Wisler doesn't strike out many, but has good command and has been pretty solid in September. He's the type of guy you'd expect to be a groundball pitcher, and he is trending in that direction in recent months. Wisler leads with a very unremarkable fourseam fastball, and has an even distribution of flyballs and grounders on the year. However, in recent months, Wisler is mixing in a two-seam fastball with better success and has managed to get more balls on the ground. When he's getting those groundballs, he's reasonably effective. When he doesn't, he gets hit hard, as his cringe-worthy 1.36 HR/9 while pitching in the N.L. East would attest.

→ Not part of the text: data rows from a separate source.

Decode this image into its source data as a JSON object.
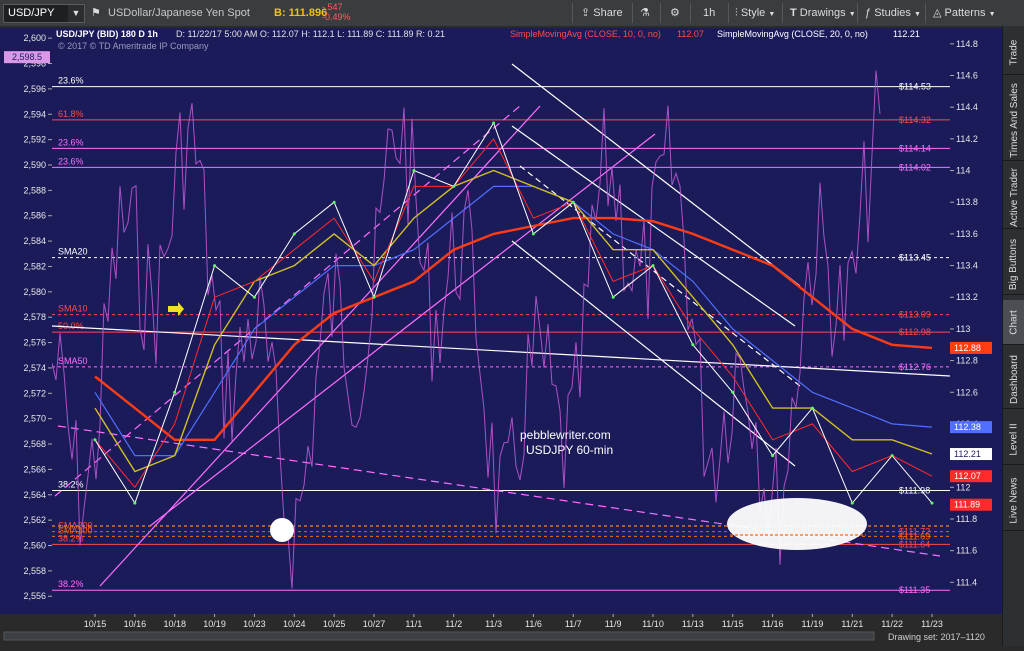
{
  "toolbar": {
    "symbol": "USD/JPY",
    "description": "USDollar/Japanese Yen Spot",
    "bid": "B: 111.896",
    "change": "-.547",
    "change_pct": "-0.49%",
    "share": "Share",
    "interval": "1h",
    "style": "Style",
    "drawings": "Drawings",
    "studies": "Studies",
    "patterns": "Patterns"
  },
  "sidebar": [
    "Trade",
    "Times And Sales",
    "Active Trader",
    "Big Buttons",
    "Chart",
    "Dashboard",
    "Level II",
    "Live News"
  ],
  "sidebar_active": "Chart",
  "header": {
    "title": "USD/JPY (BID) 180 D 1h",
    "ohlc": "D: 11/22/17 5:00 AM   O: 112.07   H: 112.1   L: 111.89   C: 111.89   R: 0.21",
    "sma10_label": "SimpleMovingAvg (CLOSE, 10, 0, no)",
    "sma10_value": "112.07",
    "sma20_label": "SimpleMovingAvg (CLOSE, 20, 0, no)",
    "sma20_value": "112.21",
    "copyright": "© 2017 © TD Ameritrade IP Company"
  },
  "watermark": {
    "line1": "pebblewriter.com",
    "line2": "USDJPY 60-min"
  },
  "footer": {
    "drawing_set": "Drawing set: 2017–1120"
  },
  "colors": {
    "background": "#1c1b5a",
    "sma10": "#ff2a2a",
    "sma20": "#d0c020",
    "sma50": "#4f6fff",
    "sma200": "#ff3c14",
    "price": "#ffffff",
    "indicator": "#c45ad8",
    "fib": "#ff6fff",
    "channel": "#ffffff"
  },
  "chart_data": {
    "type": "line",
    "x": [
      "10/15",
      "10/16",
      "10/18",
      "10/19",
      "10/23",
      "10/24",
      "10/25",
      "10/27",
      "11/1",
      "11/2",
      "11/3",
      "11/6",
      "11/7",
      "11/9",
      "11/10",
      "11/13",
      "11/15",
      "11/16",
      "11/19",
      "11/21",
      "11/22",
      "11/23"
    ],
    "right_axis": {
      "ylim": [
        111.2,
        114.9
      ],
      "ticks": [
        111.4,
        111.6,
        111.8,
        112,
        112.2,
        112.4,
        112.6,
        112.8,
        113,
        113.2,
        113.4,
        113.6,
        113.8,
        114,
        114.2,
        114.4,
        114.6,
        114.8
      ]
    },
    "left_axis": {
      "ylim": [
        2554.6,
        2600.8
      ],
      "ticks": [
        2556,
        2558,
        2560,
        2562,
        2564,
        2566,
        2568,
        2570,
        2572,
        2574,
        2576,
        2578,
        2580,
        2582,
        2584,
        2586,
        2588,
        2590,
        2592,
        2594,
        2596,
        2598,
        2600
      ],
      "marker": "2,598.5"
    },
    "price_levels": [
      {
        "name": "23.6%",
        "value": 114.53,
        "label": "$114.53",
        "color": "#ffffff",
        "style": "solid"
      },
      {
        "name": "61.8%",
        "value": 114.32,
        "label": "$114.32",
        "color": "#ff4a4a",
        "style": "solid"
      },
      {
        "name": "23.6%",
        "value": 114.14,
        "label": "$114.14",
        "color": "#ff6fff",
        "style": "solid"
      },
      {
        "name": "23.6%",
        "value": 114.02,
        "label": "$114.02",
        "color": "#ff6fff",
        "style": "solid"
      },
      {
        "name": "SMA20",
        "value": 113.45,
        "label": "$113.45",
        "color": "#ffffff",
        "style": "dashed"
      },
      {
        "name": "SMA10",
        "value": 113.09,
        "label": "$113.09",
        "color": "#ff4a4a",
        "style": "dashed"
      },
      {
        "name": "50.0%",
        "value": 112.98,
        "label": "$112.98",
        "color": "#ff4a4a",
        "style": "solid"
      },
      {
        "name": "SMA50",
        "value": 112.76,
        "label": "$112.76",
        "color": "#ff6fff",
        "style": "dashed"
      },
      {
        "name": "38.2%",
        "value": 111.98,
        "label": "$111.98",
        "color": "#ffffff",
        "style": "solid"
      },
      {
        "name": "SMA200",
        "value": 111.72,
        "label": "$111.72",
        "color": "#ff4a4a",
        "style": "dashed"
      },
      {
        "name": "SMA100",
        "value": 111.69,
        "label": "$111.69",
        "color": "#ff6a00",
        "style": "dashed"
      },
      {
        "name": "38.2%",
        "value": 111.64,
        "label": "$111.64",
        "color": "#ff4a4a",
        "style": "solid"
      },
      {
        "name": "38.2%",
        "value": 111.35,
        "label": "$111.35",
        "color": "#ff6fff",
        "style": "solid"
      }
    ],
    "last_values": [
      {
        "value": 112.88,
        "label": "112.88",
        "color": "#ff3c14"
      },
      {
        "value": 112.38,
        "label": "112.38",
        "color": "#4f6fff"
      },
      {
        "value": 112.21,
        "label": "112.21",
        "color": "#ffffff"
      },
      {
        "value": 112.07,
        "label": "112.07",
        "color": "#ff2a2a"
      },
      {
        "value": 111.89,
        "label": "111.89",
        "color": "#ff2a2a"
      }
    ],
    "series": [
      {
        "name": "price",
        "y": [
          112.3,
          111.9,
          112.6,
          113.4,
          113.2,
          113.6,
          113.8,
          113.2,
          114.0,
          113.9,
          114.3,
          113.6,
          113.8,
          113.2,
          113.4,
          112.9,
          112.6,
          112.2,
          112.5,
          111.9,
          112.2,
          111.9
        ]
      },
      {
        "name": "SMA 10",
        "y": [
          112.3,
          112.0,
          112.4,
          113.2,
          113.3,
          113.5,
          113.7,
          113.3,
          113.9,
          113.9,
          114.2,
          113.7,
          113.8,
          113.3,
          113.4,
          113.0,
          112.7,
          112.3,
          112.4,
          112.1,
          112.2,
          112.07
        ]
      },
      {
        "name": "SMA 20",
        "y": [
          112.5,
          112.1,
          112.2,
          112.9,
          113.3,
          113.4,
          113.6,
          113.4,
          113.7,
          113.9,
          114.0,
          113.9,
          113.8,
          113.5,
          113.5,
          113.2,
          112.9,
          112.5,
          112.5,
          112.3,
          112.3,
          112.21
        ]
      },
      {
        "name": "SMA 50",
        "y": [
          112.6,
          112.2,
          112.2,
          112.6,
          113.0,
          113.2,
          113.4,
          113.4,
          113.5,
          113.7,
          113.9,
          113.9,
          113.8,
          113.6,
          113.5,
          113.3,
          113.0,
          112.8,
          112.6,
          112.5,
          112.4,
          112.38
        ]
      },
      {
        "name": "SMA 200",
        "y": [
          112.7,
          112.5,
          112.3,
          112.3,
          112.6,
          112.9,
          113.1,
          113.2,
          113.3,
          113.5,
          113.6,
          113.65,
          113.7,
          113.7,
          113.68,
          113.6,
          113.5,
          113.4,
          113.2,
          113.0,
          112.9,
          112.88
        ]
      }
    ]
  }
}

Wisler's only plus weapon is a slurvy slider that he's had pretty good command of lately. It has a whiff rate of 20.2 percent this season, and is his only legitimate swing-and-miss offering. With the season on the line, this is a guy the Tigers' offense should light up. However, he is quite capable of using their aggressiveness against them if the Tigers come out swinging from their heels.
Hitter to Fear: Matt Kemp (.315/.352/.631 against LHP in 2016)

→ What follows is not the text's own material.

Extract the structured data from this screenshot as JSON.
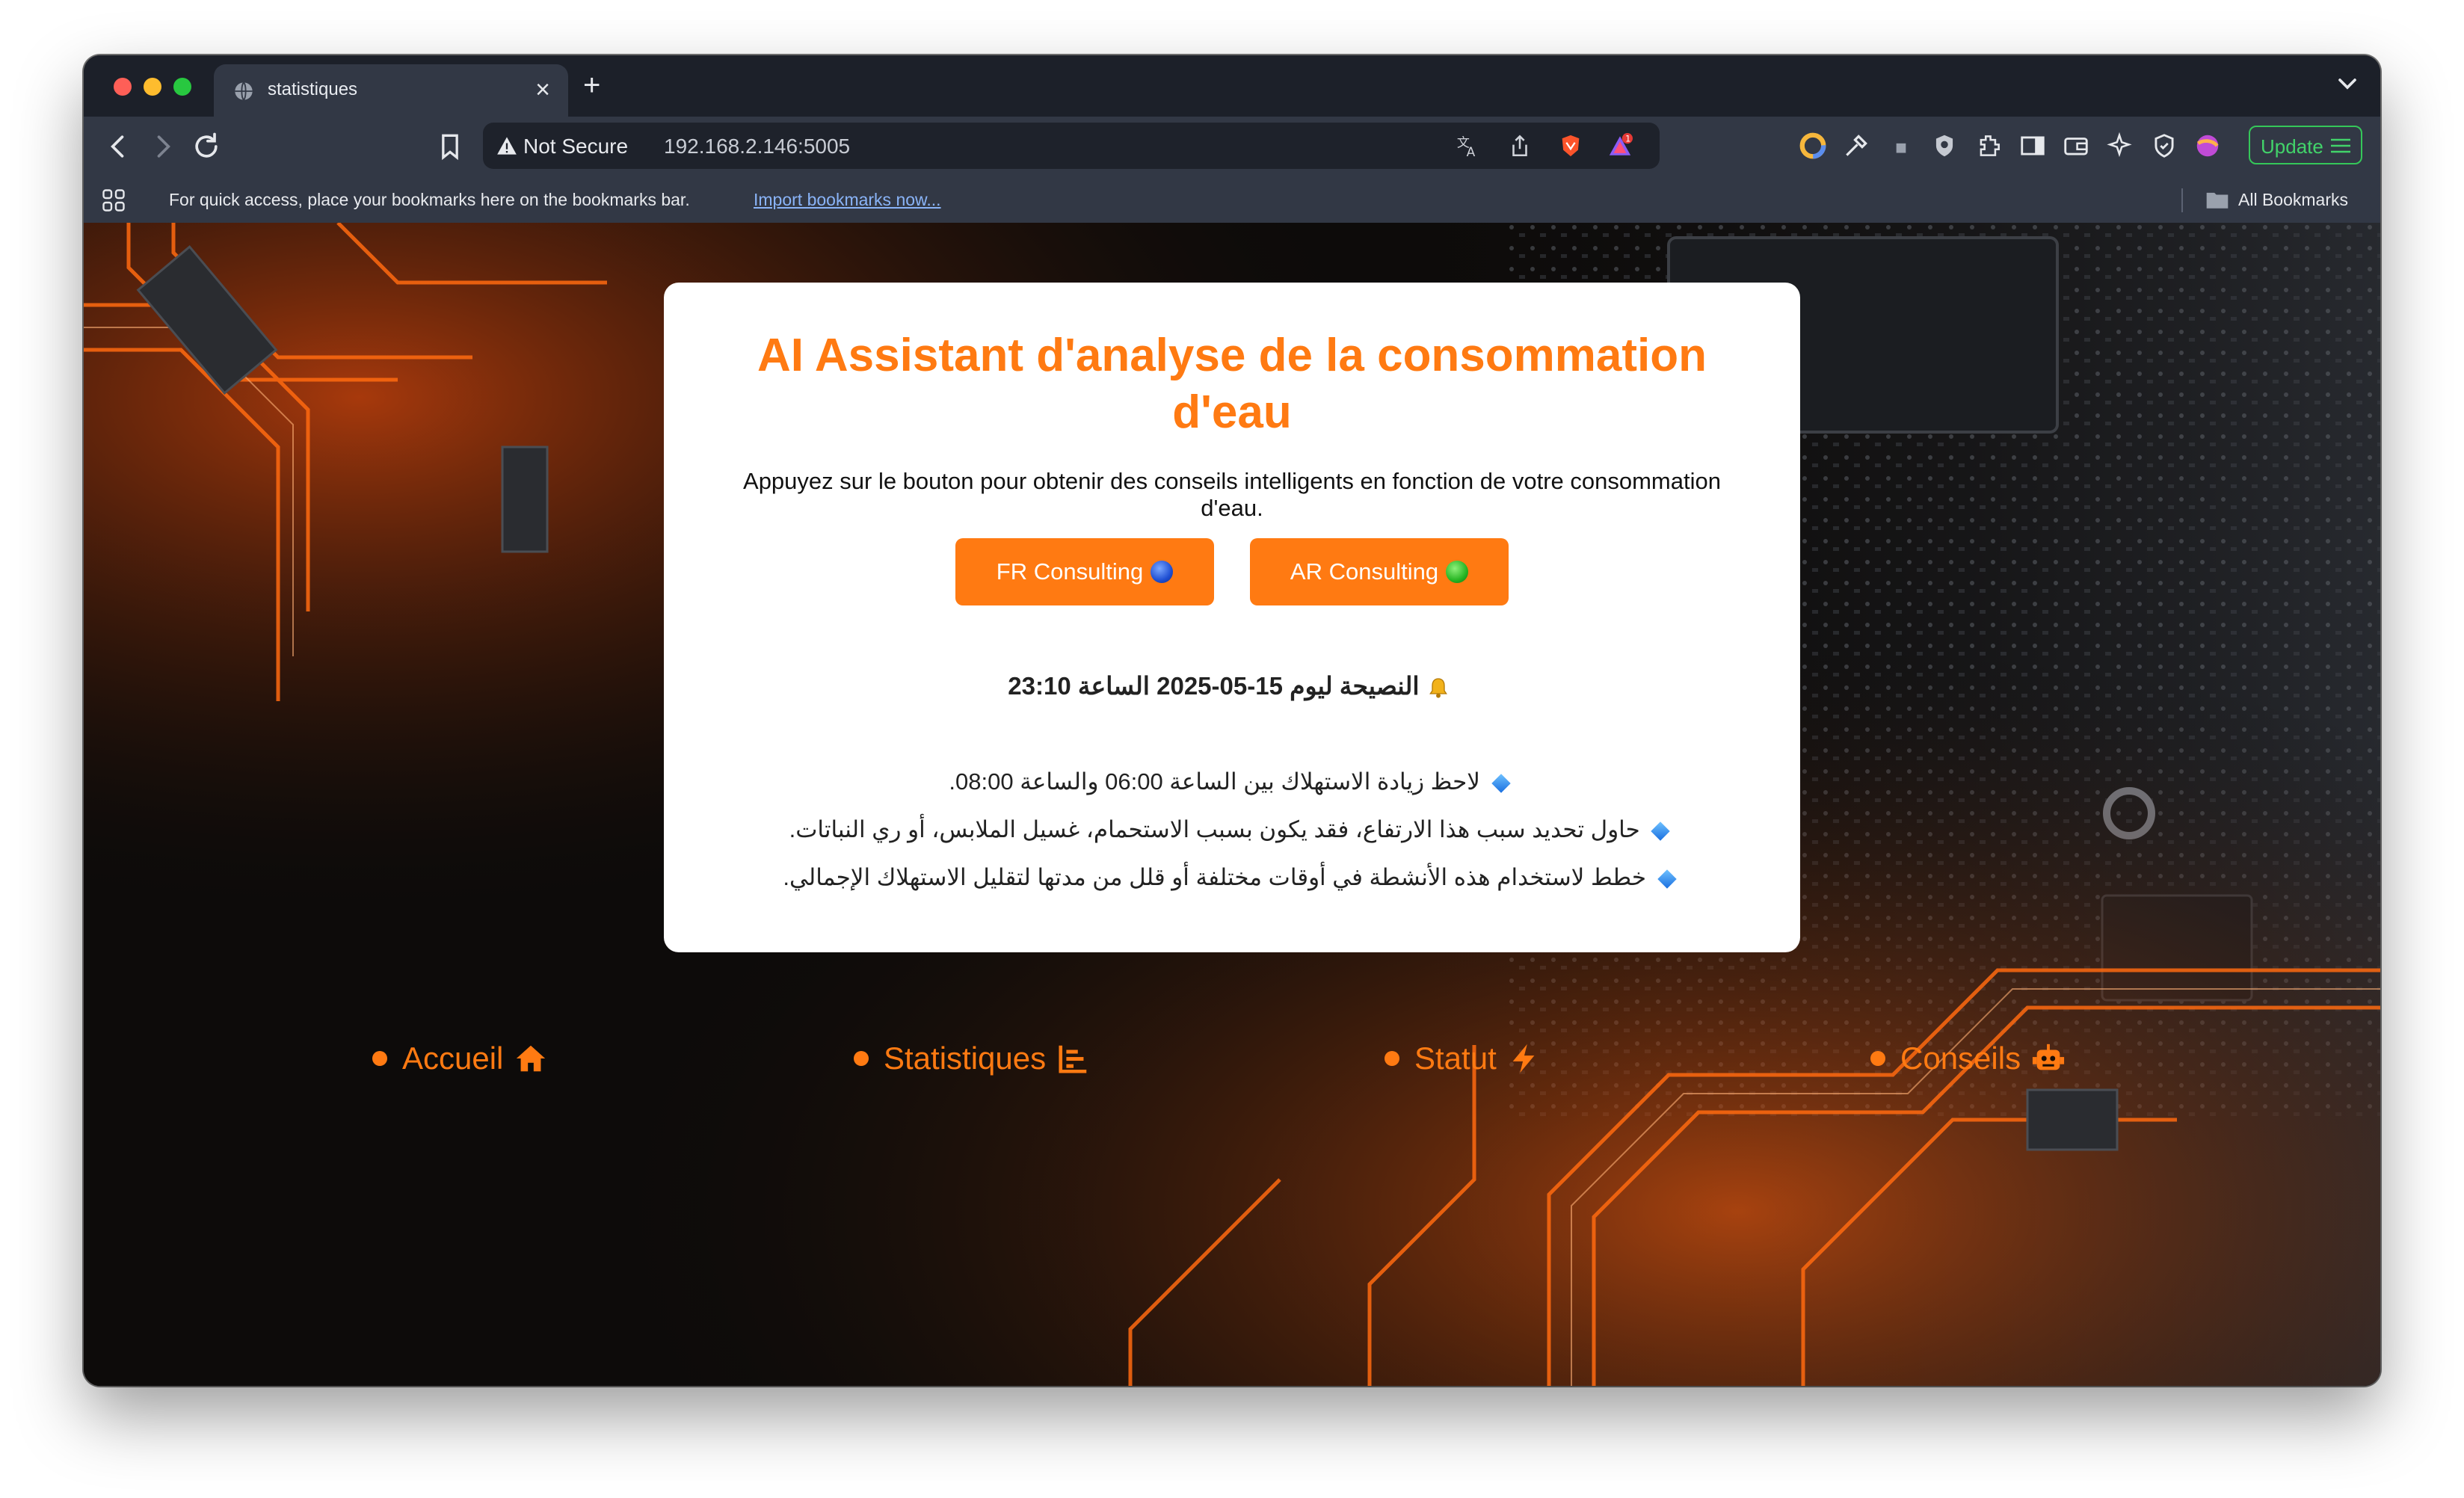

Hitter to Fail: Mallex Smith (.080/.179/.120 against lefties in 57 plate appearances)
In truth, for a young left-hander like Daniel Norris, the Braves aren't the happiest of match-ups. Freddie Freeman hits everyone now and is having a borderline MVP caliber season. Leadoff man Ender Inciarte is another left-handed hitter without pronounced splits, and keeping him off the basepaths is going to be imperative. Matt Kemp and Dansby Swanson both crush lefties in terms of power numbers especially. Swanson, in particular, hasn't been around long enough to have all his weaknesses identified, and he could cause Norris some trouble.

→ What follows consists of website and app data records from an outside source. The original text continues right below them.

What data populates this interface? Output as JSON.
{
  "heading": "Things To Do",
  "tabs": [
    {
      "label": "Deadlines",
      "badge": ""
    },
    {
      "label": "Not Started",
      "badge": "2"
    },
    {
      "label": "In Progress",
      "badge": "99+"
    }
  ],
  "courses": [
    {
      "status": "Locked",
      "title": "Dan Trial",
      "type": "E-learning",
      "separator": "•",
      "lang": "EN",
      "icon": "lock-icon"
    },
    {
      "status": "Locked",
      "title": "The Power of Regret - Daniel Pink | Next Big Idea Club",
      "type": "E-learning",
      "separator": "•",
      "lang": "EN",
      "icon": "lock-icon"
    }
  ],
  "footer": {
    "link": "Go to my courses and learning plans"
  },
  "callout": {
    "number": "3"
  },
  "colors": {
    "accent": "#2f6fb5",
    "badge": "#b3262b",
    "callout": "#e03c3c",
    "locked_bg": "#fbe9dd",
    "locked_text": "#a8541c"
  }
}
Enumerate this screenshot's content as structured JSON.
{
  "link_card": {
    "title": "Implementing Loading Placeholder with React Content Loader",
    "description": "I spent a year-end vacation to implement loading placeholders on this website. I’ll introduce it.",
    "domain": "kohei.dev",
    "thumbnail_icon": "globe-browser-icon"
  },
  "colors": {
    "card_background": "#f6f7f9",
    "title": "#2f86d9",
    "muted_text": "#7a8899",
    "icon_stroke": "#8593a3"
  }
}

This is a game featuring entirely new matchups. There is very little history to bank on here. Still, while the Braves do have some offensive talent, overall this is still a fairly mediocre lineup. If Norris can maneuver through the big bats, he should benefit from the Braves unfamiliarity with him more than they do the reverse.
Daniel Norris has still struggled to be efficient recently, but otherwise he's been quite good. The strikeouts are piling up for him and he's kept the walks in check. There also aren't a lot of similar lefties the Braves will have faced this season. The question is how well Norris can handle the pressure. So far, he's been just fine during the Tigers' stretch run, and arguably their second best starting pitcher of late. He appears to be getting stronger as he finally gets consistent innings under his belt at the major league level.
The problem, is that the Braves have been absolutely on fire the past few weeks. They've swept the Marlins, Mets and Phillies in three of their last five series. A young talented team with nothing to lose is a treacherous opponent to take on at this point in the season. While the Tigers should, and must, mash against Matt Wisler, the pitching staff is liable to have its hands full in this series. Just to make it even more fun, the Tigers get to play National League ball for three days with the season on the line. Thanks, MLB.
Norris bends, but doesn't break, while the Tigers' offense demolishes Matt Wisler to take game one.